Reprint all of the data below exactly as shown and skip every image.
--*--
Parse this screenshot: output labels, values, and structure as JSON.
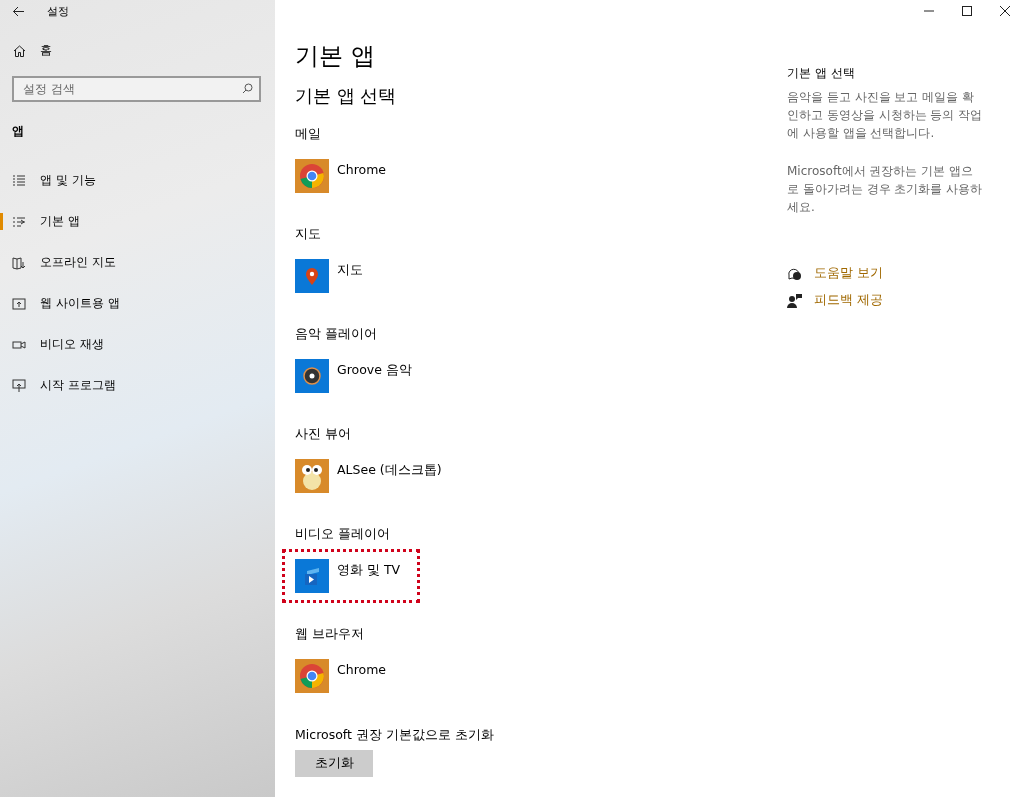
{
  "window": {
    "title": "설정"
  },
  "sidebar": {
    "home": "홈",
    "search": {
      "placeholder": "설정 검색"
    },
    "section": "앱",
    "items": [
      {
        "label": "앱 및 기능",
        "selected": false
      },
      {
        "label": "기본 앱",
        "selected": true
      },
      {
        "label": "오프라인 지도",
        "selected": false
      },
      {
        "label": "웹 사이트용 앱",
        "selected": false
      },
      {
        "label": "비디오 재생",
        "selected": false
      },
      {
        "label": "시작 프로그램",
        "selected": false
      }
    ]
  },
  "main": {
    "title": "기본 앱",
    "subtitle": "기본 앱 선택",
    "defaults": [
      {
        "category": "메일",
        "app": "Chrome",
        "kind": "chrome",
        "highlighted": false
      },
      {
        "category": "지도",
        "app": "지도",
        "kind": "maps",
        "highlighted": false
      },
      {
        "category": "음악 플레이어",
        "app": "Groove 음악",
        "kind": "music",
        "highlighted": false
      },
      {
        "category": "사진 뷰어",
        "app": "ALSee (데스크톱)",
        "kind": "photo",
        "highlighted": false
      },
      {
        "category": "비디오 플레이어",
        "app": "영화 및 TV",
        "kind": "video",
        "highlighted": true
      },
      {
        "category": "웹 브라우저",
        "app": "Chrome",
        "kind": "chrome",
        "highlighted": false
      }
    ],
    "reset": {
      "label": "Microsoft 권장 기본값으로 초기화",
      "button": "초기화"
    }
  },
  "aside": {
    "title": "기본 앱 선택",
    "paragraphs": [
      "음악을 듣고 사진을 보고 메일을 확인하고 동영상을 시청하는 등의 작업에 사용할 앱을 선택합니다.",
      "Microsoft에서 권장하는 기본 앱으로 돌아가려는 경우 초기화를 사용하세요."
    ],
    "links": [
      "도움말 보기",
      "피드백 제공"
    ]
  }
}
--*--
• [EXERCISE SOLUTION]:
Parse this screenshot: output labels, values, and structure as JSON.
{
  "window": {
    "title": "설정"
  },
  "sidebar": {
    "home": "홈",
    "search": {
      "placeholder": "설정 검색"
    },
    "section": "앱",
    "items": [
      {
        "label": "앱 및 기능",
        "selected": false
      },
      {
        "label": "기본 앱",
        "selected": true
      },
      {
        "label": "오프라인 지도",
        "selected": false
      },
      {
        "label": "웹 사이트용 앱",
        "selected": false
      },
      {
        "label": "비디오 재생",
        "selected": false
      },
      {
        "label": "시작 프로그램",
        "selected": false
      }
    ]
  },
  "main": {
    "title": "기본 앱",
    "subtitle": "기본 앱 선택",
    "defaults": [
      {
        "category": "메일",
        "app": "Chrome",
        "kind": "chrome",
        "highlighted": false
      },
      {
        "category": "지도",
        "app": "지도",
        "kind": "maps",
        "highlighted": false
      },
      {
        "category": "음악 플레이어",
        "app": "Groove 음악",
        "kind": "music",
        "highlighted": false
      },
      {
        "category": "사진 뷰어",
        "app": "ALSee (데스크톱)",
        "kind": "photo",
        "highlighted": false
      },
      {
        "category": "비디오 플레이어",
        "app": "영화 및 TV",
        "kind": "video",
        "highlighted": true
      },
      {
        "category": "웹 브라우저",
        "app": "Chrome",
        "kind": "chrome",
        "highlighted": false
      }
    ],
    "reset": {
      "label": "Microsoft 권장 기본값으로 초기화",
      "button": "초기화"
    }
  },
  "aside": {
    "title": "기본 앱 선택",
    "paragraphs": [
      "음악을 듣고 사진을 보고 메일을 확인하고 동영상을 시청하는 등의 작업에 사용할 앱을 선택합니다.",
      "Microsoft에서 권장하는 기본 앱으로 돌아가려는 경우 초기화를 사용하세요."
    ],
    "links": [
      "도움말 보기",
      "피드백 제공"
    ]
  }
}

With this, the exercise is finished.